The authors, unfortunately, do not recognize the degree to which their patients have formed a deep identification with their inner passivity, even to the point that helplessness has become a masochistic attachment. As a form of therapy, the authors encourage analysts to become more empathetic with their patients, including a willingness to share with their patients their own feelings of helplessness. Empathy certainly does have some benefit for the patient, but it’s not as beneficial as teaching the patient about inner conflict and the powerful pull of inner passivity.
The patient’s inner predicament must be analyzed. Patients need to be taught the principles of inner conflict. They need to see their own psyche more objectively, more clinically, in order to break free of these emotional attachments to the negative side. They need an analyst who can show them, through their reactions to everyday experiences and through correct interpretation of their psychological defenses, precisely how they continually revert to their passive side and how they cover up the fact of doing so. Analysts, in other words, need to raise the quality of the insight they provide. Empathy alone might validate the impression that a chronic sense of helplessness is somehow a normal response to modern life.

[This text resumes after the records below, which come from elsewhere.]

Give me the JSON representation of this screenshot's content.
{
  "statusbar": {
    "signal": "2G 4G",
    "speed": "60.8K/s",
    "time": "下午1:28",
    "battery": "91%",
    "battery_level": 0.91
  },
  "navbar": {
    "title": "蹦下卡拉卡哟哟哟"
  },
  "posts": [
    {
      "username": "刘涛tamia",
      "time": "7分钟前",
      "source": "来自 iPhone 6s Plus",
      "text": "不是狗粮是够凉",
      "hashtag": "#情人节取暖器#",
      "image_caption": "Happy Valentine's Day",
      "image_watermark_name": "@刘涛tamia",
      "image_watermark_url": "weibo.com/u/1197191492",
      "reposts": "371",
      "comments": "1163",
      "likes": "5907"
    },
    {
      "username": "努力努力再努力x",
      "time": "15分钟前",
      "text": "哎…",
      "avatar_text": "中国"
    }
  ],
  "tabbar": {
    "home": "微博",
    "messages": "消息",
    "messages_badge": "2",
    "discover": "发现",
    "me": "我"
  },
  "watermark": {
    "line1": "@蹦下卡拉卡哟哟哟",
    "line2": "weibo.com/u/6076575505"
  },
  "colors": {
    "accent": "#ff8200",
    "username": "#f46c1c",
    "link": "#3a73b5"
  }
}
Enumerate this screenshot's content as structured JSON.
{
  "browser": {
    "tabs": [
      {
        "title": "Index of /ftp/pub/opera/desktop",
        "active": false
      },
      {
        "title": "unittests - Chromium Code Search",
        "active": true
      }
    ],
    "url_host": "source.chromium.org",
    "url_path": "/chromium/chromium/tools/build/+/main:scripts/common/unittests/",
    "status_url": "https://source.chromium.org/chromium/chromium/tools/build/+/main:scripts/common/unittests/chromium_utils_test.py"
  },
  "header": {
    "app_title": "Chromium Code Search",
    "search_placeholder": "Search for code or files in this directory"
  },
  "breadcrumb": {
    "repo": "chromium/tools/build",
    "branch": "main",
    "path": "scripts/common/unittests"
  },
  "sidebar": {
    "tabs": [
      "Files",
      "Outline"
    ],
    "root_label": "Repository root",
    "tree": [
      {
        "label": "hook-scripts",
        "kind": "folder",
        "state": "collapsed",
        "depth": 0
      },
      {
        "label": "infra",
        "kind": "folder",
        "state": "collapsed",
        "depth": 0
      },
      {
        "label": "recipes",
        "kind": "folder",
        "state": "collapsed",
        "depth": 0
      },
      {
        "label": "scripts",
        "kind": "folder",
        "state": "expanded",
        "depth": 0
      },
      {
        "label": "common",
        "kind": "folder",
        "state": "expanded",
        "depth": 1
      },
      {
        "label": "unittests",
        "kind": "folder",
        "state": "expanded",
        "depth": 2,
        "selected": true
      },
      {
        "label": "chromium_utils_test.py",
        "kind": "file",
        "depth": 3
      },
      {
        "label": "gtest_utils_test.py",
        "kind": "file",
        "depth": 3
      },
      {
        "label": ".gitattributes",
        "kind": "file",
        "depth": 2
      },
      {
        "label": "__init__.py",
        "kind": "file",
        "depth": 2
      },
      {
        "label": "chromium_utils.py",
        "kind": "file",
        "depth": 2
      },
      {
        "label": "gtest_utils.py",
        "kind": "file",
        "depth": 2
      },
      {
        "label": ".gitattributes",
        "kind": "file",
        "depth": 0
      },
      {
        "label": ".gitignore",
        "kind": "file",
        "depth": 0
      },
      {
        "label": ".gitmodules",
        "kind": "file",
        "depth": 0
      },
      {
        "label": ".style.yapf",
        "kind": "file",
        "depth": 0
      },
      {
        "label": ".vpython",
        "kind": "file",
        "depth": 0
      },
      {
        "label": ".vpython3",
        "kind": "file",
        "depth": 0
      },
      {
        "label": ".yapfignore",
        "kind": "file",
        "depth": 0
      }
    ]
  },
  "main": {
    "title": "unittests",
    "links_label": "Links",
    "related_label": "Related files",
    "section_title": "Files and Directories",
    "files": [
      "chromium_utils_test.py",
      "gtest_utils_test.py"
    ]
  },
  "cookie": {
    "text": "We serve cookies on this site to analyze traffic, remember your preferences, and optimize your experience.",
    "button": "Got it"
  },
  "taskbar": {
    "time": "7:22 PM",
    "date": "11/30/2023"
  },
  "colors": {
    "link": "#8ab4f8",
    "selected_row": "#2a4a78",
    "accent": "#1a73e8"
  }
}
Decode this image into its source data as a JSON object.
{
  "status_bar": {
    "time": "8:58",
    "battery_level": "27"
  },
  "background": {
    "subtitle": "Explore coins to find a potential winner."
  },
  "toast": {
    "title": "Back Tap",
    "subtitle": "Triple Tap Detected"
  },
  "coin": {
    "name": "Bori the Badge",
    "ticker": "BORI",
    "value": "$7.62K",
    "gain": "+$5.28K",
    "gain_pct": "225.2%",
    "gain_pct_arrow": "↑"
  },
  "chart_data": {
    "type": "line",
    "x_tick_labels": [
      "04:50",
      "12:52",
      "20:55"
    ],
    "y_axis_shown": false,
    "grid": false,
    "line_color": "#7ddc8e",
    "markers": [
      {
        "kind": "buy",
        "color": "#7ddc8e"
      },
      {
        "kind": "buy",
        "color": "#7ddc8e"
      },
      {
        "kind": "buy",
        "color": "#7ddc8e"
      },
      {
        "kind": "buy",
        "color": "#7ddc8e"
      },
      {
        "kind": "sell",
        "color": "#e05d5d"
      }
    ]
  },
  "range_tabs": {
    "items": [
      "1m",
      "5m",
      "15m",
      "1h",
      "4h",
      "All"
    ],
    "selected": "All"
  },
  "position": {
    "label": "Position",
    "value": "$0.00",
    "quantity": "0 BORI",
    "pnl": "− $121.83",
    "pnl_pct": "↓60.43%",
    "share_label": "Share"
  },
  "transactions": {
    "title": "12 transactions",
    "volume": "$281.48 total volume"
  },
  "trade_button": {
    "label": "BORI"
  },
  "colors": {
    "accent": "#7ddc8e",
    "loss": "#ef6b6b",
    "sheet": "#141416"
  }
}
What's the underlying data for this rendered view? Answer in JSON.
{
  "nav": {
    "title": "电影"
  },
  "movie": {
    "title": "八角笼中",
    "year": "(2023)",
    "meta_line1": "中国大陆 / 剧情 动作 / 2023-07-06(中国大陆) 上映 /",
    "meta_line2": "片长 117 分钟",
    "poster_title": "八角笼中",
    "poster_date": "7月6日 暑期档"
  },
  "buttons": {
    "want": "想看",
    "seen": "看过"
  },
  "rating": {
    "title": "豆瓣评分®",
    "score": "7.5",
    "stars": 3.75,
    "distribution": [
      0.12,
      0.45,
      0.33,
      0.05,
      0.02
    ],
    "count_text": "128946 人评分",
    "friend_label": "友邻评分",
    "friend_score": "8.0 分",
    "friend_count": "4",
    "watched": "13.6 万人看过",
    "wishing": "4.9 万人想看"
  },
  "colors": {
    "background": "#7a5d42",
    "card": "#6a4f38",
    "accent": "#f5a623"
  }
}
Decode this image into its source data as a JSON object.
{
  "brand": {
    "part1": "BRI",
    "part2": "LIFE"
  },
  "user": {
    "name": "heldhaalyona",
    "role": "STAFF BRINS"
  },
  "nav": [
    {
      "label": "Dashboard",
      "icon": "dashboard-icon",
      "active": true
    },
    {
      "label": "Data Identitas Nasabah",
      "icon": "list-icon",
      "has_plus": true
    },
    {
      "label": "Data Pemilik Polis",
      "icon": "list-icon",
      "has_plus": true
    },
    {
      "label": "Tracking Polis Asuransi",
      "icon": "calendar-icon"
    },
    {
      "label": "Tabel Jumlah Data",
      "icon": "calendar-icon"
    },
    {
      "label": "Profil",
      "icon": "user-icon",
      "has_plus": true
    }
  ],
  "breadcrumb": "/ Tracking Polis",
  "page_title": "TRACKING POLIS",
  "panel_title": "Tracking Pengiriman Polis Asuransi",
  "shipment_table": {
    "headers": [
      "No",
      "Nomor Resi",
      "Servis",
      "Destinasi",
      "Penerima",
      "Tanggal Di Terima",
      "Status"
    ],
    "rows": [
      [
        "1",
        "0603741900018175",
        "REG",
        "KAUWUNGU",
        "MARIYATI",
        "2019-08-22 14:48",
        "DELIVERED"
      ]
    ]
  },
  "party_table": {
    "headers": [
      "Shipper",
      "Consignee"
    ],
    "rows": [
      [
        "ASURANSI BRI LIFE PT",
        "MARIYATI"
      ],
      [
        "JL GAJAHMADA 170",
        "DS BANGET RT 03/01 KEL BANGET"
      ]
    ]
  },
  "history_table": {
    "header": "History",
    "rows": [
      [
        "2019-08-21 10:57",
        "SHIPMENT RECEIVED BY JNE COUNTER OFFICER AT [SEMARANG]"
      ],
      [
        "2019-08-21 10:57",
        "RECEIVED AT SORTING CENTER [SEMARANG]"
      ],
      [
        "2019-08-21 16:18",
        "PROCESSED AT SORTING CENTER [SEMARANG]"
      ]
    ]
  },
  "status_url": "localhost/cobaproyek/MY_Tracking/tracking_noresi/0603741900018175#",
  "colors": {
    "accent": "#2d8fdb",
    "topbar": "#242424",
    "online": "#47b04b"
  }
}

Acts of wanton violence such as Holmes committed are becoming more widespread throughout the world. Is this a harbinger of what lies beneath in the collective unconscious? It’s conceivable that many members of our race are increasingly entangled in helpless feelings in the face of “future shock” involving rapidly changing economic, social, technological, and environmental conditions. Before the strain worsens on our social fabric, we need to recognize that our psyche is prepared to embellish the feeling of helplessness, and thereby to accentuate the sense of victimhood and to heighten our dissension.